YOUR GOAL:
The records that follow are to be repeated in full, with no pictures retained.

DATA FOR THIS EXERCISE:

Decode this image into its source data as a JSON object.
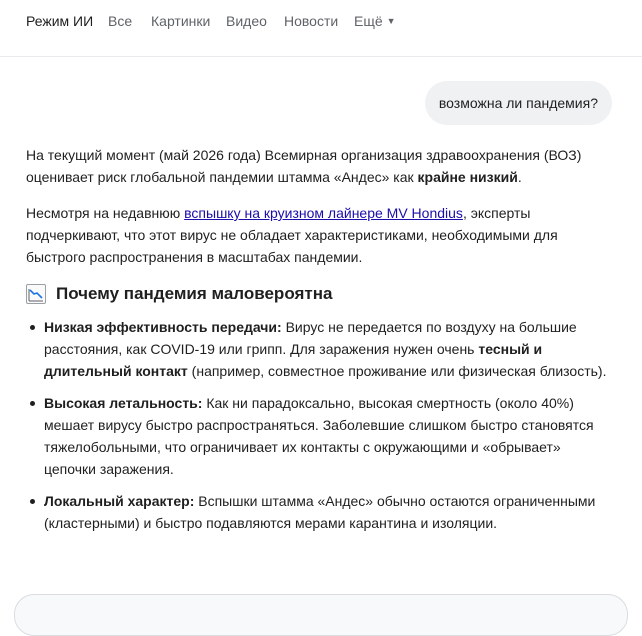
{
  "nav": {
    "tabs": [
      "Режим ИИ",
      "Все",
      "Картинки",
      "Видео",
      "Новости",
      "Ещё"
    ],
    "active_index": 0,
    "more_icon": "caret-down-icon"
  },
  "query": "возможна ли пандемия?",
  "answer": {
    "p1": {
      "text": "На текущий момент (май 2026 года) Всемирная организация здравоохранения (ВОЗ) оценивает риск глобальной пандемии штамма «Андес» как ",
      "bold": "крайне низкий",
      "end": "."
    },
    "p2": {
      "before": "Несмотря на недавнюю ",
      "link": "вспышку на круизном лайнере MV Hondius",
      "after": ", эксперты подчеркивают, что этот вирус не обладает характеристиками, необходимыми для быстрого распространения в масштабах пандемии."
    },
    "heading": {
      "icon": "chart-decreasing-icon",
      "text": "Почему пандемия маловероятна"
    },
    "reasons": [
      {
        "title": "Низкая эффективность передачи:",
        "text": " Вирус не передается по воздуху на большие расстояния, как COVID-19 или грипп. Для заражения нужен очень ",
        "bold": "тесный и длительный контакт",
        "end": " (например, совместное проживание или физическая близость)."
      },
      {
        "title": "Высокая летальность:",
        "text": " Как ни парадоксально, высокая смертность (около 40%) мешает вирусу быстро распространяться. Заболевшие слишком быстро становятся тяжелобольными, что ограничивает их контакты с окружающими и «обрывает» цепочки заражения."
      },
      {
        "title": "Локальный характер:",
        "text": " Вспышки штамма «Андес» обычно остаются ограниченными (кластерными) и быстро подавляются мерами карантина и изоляции."
      }
    ]
  }
}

TASK ANSWER:
Decode this image into its source data as a JSON object.
{
  "nav": {
    "tabs": [
      "Режим ИИ",
      "Все",
      "Картинки",
      "Видео",
      "Новости",
      "Ещё"
    ],
    "active_index": 0,
    "more_icon": "caret-down-icon"
  },
  "query": "возможна ли пандемия?",
  "answer": {
    "p1": {
      "text": "На текущий момент (май 2026 года) Всемирная организация здравоохранения (ВОЗ) оценивает риск глобальной пандемии штамма «Андес» как ",
      "bold": "крайне низкий",
      "end": "."
    },
    "p2": {
      "before": "Несмотря на недавнюю ",
      "link": "вспышку на круизном лайнере MV Hondius",
      "after": ", эксперты подчеркивают, что этот вирус не обладает характеристиками, необходимыми для быстрого распространения в масштабах пандемии."
    },
    "heading": {
      "icon": "chart-decreasing-icon",
      "text": "Почему пандемия маловероятна"
    },
    "reasons": [
      {
        "title": "Низкая эффективность передачи:",
        "text": " Вирус не передается по воздуху на большие расстояния, как COVID-19 или грипп. Для заражения нужен очень ",
        "bold": "тесный и длительный контакт",
        "end": " (например, совместное проживание или физическая близость)."
      },
      {
        "title": "Высокая летальность:",
        "text": " Как ни парадоксально, высокая смертность (около 40%) мешает вирусу быстро распространяться. Заболевшие слишком быстро становятся тяжелобольными, что ограничивает их контакты с окружающими и «обрывает» цепочки заражения."
      },
      {
        "title": "Локальный характер:",
        "text": " Вспышки штамма «Андес» обычно остаются ограниченными (кластерными) и быстро подавляются мерами карантина и изоляции."
      }
    ]
  }
}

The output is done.